** Task inputs **
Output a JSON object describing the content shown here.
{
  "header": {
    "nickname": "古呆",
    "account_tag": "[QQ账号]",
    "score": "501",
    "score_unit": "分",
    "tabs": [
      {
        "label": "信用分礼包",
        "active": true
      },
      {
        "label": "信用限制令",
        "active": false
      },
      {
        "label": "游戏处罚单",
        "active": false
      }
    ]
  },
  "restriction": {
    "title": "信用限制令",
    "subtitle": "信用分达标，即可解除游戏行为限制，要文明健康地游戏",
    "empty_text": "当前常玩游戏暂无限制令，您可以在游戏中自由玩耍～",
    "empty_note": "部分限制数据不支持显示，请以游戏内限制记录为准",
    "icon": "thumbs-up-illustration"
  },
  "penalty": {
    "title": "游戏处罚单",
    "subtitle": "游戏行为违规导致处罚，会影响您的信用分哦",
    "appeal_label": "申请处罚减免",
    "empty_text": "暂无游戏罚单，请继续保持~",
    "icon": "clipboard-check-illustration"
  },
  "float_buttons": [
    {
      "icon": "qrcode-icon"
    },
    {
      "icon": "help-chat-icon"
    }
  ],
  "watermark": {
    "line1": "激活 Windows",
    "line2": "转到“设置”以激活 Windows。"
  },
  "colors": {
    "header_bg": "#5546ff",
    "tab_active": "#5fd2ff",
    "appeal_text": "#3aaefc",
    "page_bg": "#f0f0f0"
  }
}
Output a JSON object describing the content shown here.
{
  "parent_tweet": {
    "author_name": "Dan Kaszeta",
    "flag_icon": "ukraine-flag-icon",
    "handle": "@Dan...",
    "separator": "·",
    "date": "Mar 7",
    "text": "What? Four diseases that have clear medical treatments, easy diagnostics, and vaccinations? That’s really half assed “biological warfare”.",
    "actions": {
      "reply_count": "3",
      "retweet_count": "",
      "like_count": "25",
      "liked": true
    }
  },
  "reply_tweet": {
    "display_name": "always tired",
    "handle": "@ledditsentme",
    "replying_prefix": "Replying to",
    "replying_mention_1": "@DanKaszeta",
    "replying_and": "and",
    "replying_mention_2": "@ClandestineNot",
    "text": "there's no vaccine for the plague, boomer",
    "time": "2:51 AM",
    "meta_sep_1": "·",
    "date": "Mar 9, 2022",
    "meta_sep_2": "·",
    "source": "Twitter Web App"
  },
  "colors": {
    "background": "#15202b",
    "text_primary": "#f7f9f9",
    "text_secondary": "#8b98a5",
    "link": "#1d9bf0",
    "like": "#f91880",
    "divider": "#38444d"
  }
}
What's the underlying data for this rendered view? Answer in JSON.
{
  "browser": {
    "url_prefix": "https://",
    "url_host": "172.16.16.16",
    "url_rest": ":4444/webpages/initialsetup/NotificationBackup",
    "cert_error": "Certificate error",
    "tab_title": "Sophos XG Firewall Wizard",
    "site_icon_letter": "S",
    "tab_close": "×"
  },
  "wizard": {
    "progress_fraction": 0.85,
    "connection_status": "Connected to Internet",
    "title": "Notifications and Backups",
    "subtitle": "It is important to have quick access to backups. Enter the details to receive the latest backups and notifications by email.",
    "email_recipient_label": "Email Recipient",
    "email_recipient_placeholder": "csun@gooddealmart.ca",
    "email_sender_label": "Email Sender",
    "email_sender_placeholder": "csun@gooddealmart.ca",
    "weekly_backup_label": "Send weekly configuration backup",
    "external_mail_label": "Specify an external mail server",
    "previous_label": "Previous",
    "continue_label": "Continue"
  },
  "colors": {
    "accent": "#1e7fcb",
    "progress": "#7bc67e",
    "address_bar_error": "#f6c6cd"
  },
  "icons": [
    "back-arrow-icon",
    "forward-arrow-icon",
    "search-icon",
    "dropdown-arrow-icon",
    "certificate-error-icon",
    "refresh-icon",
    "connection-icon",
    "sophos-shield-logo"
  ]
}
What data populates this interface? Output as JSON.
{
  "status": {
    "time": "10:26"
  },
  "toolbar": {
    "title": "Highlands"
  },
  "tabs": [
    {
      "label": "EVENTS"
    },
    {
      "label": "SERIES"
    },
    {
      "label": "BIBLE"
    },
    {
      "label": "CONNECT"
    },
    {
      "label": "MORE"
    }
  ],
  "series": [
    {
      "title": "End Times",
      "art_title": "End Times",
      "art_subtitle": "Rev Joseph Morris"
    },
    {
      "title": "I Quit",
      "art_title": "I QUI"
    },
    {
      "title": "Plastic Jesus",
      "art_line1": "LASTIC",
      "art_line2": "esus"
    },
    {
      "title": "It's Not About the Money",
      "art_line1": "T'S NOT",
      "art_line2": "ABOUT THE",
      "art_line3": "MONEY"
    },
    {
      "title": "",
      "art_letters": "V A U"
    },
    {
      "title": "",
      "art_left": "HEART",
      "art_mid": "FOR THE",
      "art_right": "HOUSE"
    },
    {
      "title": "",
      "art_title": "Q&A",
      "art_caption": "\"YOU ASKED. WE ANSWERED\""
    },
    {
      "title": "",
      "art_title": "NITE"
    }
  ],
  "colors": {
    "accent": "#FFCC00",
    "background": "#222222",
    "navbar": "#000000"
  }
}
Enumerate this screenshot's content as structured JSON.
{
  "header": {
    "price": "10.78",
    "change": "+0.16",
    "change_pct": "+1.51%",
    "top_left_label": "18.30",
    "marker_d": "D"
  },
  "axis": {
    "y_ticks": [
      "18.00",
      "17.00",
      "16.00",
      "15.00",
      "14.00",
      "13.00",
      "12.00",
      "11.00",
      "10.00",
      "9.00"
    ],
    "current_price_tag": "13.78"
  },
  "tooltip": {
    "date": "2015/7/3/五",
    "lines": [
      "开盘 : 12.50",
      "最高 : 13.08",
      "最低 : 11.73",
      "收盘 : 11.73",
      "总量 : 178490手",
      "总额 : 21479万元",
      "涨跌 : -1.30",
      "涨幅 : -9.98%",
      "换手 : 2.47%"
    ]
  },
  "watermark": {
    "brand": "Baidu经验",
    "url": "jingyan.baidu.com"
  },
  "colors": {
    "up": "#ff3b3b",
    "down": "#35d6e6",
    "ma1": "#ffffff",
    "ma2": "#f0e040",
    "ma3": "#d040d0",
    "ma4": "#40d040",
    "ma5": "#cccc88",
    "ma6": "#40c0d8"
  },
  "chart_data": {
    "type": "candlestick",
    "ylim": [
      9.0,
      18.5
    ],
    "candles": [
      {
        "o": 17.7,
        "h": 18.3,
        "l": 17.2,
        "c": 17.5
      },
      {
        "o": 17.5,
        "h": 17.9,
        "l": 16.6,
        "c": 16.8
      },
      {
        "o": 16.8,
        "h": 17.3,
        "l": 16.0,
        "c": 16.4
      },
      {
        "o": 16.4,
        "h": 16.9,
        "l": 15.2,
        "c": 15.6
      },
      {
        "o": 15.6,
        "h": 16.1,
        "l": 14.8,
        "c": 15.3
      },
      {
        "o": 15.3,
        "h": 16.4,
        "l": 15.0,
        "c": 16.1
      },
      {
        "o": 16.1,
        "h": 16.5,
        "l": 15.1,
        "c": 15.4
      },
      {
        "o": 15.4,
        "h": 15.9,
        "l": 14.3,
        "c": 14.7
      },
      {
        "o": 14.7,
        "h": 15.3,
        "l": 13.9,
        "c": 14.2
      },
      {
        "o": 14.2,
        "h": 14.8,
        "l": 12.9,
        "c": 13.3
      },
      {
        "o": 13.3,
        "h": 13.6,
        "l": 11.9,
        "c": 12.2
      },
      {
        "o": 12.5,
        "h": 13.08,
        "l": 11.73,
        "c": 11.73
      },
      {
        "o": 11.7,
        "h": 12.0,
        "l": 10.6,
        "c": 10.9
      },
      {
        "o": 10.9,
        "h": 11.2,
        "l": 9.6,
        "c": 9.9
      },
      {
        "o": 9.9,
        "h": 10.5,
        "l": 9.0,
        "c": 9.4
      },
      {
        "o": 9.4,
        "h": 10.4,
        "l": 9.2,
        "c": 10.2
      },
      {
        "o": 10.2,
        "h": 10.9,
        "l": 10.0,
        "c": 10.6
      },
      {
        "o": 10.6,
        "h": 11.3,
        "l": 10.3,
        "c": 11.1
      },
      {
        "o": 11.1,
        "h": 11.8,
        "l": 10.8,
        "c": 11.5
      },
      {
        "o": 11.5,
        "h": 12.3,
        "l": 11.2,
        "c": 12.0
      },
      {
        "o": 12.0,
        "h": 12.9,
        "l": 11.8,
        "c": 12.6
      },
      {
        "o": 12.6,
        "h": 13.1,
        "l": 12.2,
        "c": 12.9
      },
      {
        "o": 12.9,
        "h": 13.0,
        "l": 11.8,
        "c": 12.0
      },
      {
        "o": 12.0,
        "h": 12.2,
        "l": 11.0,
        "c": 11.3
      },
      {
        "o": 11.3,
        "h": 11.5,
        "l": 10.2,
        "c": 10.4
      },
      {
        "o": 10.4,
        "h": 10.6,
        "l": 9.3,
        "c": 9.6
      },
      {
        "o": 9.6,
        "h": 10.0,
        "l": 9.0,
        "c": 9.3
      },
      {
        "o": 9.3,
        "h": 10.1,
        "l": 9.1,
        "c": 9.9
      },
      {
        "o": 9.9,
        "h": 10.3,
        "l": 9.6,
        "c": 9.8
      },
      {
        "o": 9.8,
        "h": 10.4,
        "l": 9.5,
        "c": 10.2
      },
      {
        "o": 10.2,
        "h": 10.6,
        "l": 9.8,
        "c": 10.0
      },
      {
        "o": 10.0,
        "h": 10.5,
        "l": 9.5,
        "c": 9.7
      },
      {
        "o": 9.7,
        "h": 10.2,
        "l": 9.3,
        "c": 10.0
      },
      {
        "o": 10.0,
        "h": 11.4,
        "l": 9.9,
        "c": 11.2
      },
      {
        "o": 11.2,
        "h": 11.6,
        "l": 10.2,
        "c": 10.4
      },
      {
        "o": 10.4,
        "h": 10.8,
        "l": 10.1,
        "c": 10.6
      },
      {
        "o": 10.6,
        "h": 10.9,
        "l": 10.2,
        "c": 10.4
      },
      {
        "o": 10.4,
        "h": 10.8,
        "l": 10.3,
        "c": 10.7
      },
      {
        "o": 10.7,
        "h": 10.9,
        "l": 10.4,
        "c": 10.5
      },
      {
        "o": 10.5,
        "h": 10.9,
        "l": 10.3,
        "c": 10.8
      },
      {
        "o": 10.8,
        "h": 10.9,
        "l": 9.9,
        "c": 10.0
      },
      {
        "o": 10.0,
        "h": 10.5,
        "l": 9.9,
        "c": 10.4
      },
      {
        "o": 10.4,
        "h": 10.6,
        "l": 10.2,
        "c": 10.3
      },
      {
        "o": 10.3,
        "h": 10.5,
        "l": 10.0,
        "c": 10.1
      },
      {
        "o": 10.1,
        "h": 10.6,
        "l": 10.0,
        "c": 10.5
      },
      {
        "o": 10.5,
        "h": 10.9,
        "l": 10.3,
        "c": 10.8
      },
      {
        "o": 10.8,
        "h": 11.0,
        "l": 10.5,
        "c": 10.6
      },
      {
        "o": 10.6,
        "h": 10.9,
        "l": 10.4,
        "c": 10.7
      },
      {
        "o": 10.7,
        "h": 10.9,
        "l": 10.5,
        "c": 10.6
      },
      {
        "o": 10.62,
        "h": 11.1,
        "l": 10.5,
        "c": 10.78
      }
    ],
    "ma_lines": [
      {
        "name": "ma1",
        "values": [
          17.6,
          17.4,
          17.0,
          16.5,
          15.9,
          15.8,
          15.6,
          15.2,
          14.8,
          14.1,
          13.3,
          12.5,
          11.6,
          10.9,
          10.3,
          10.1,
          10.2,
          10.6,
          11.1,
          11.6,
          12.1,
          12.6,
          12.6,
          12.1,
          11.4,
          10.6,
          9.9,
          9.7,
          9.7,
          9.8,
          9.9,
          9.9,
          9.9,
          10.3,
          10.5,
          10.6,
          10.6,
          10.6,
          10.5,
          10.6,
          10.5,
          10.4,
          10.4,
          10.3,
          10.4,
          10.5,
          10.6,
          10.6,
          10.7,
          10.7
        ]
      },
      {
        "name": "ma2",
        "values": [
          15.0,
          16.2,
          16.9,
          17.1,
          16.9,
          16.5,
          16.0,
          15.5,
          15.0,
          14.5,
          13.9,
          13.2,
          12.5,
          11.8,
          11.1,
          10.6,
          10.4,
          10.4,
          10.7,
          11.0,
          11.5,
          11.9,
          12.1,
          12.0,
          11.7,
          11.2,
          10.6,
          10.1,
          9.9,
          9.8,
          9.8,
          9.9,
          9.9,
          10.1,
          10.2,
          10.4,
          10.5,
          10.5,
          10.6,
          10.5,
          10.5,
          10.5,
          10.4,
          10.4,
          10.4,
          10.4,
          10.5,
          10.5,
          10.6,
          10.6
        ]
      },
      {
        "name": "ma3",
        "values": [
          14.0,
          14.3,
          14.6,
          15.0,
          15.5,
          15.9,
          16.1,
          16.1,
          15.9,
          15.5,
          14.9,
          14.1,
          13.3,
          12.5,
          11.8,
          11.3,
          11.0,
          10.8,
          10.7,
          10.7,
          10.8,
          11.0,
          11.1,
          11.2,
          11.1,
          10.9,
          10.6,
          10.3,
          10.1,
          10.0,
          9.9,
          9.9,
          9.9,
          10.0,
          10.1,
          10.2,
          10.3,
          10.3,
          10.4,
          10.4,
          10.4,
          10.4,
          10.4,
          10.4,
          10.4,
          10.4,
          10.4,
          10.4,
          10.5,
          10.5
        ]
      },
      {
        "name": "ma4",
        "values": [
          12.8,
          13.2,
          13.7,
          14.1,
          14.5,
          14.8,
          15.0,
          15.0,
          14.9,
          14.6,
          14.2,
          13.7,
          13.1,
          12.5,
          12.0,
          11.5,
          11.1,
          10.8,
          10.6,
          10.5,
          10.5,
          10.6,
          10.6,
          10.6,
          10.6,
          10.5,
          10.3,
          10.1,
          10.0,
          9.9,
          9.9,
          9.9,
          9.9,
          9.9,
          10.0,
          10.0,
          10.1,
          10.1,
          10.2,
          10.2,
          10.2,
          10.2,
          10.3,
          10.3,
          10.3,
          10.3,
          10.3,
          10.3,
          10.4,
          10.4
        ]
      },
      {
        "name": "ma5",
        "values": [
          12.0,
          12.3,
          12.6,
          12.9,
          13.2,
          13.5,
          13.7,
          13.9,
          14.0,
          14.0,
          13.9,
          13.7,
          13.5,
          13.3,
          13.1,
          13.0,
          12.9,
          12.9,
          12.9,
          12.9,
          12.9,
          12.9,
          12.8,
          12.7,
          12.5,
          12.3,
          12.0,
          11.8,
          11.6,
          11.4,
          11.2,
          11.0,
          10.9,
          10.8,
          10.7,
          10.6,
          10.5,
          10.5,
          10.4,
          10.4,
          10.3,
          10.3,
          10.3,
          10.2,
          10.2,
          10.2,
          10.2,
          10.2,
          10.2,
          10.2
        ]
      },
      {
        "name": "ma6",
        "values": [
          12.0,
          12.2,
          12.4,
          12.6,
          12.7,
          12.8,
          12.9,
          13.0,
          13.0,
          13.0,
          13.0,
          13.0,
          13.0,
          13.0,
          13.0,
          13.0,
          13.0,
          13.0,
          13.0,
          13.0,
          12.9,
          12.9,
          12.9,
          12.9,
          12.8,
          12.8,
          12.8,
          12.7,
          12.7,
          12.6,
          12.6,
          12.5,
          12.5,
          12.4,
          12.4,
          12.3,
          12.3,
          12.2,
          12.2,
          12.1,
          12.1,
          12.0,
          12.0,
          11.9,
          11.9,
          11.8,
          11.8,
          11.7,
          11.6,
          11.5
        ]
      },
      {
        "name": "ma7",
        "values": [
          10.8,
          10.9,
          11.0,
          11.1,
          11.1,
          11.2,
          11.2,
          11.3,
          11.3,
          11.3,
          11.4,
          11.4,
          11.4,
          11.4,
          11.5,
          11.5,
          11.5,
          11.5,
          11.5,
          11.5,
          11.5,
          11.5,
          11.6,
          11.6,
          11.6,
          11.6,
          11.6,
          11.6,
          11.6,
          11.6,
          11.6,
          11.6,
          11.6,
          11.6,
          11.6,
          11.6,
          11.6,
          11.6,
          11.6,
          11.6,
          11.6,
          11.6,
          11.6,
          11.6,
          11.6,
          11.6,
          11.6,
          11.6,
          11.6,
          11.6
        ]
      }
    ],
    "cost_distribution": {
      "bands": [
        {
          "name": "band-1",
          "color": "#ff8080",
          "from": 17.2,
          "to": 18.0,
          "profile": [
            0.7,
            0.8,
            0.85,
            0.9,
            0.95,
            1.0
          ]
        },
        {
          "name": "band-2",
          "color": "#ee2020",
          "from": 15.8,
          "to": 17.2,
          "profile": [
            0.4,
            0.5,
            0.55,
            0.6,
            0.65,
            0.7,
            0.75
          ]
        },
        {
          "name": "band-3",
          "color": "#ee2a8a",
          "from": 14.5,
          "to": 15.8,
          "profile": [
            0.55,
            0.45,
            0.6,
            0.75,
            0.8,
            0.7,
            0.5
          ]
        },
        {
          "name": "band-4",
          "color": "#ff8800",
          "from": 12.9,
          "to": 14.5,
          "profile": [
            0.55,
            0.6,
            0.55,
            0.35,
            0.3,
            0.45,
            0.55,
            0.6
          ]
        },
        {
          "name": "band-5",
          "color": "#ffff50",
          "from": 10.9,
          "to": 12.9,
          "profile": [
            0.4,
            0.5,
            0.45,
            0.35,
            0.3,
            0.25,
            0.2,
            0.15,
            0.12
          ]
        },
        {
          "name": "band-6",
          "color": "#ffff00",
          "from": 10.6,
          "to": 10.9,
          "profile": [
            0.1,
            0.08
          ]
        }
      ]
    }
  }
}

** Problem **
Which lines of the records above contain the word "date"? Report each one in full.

** Answer to this problem **
    "date": "Mar 7",
    "date": "Mar 9, 2022",
    "date": "2015/7/3/五",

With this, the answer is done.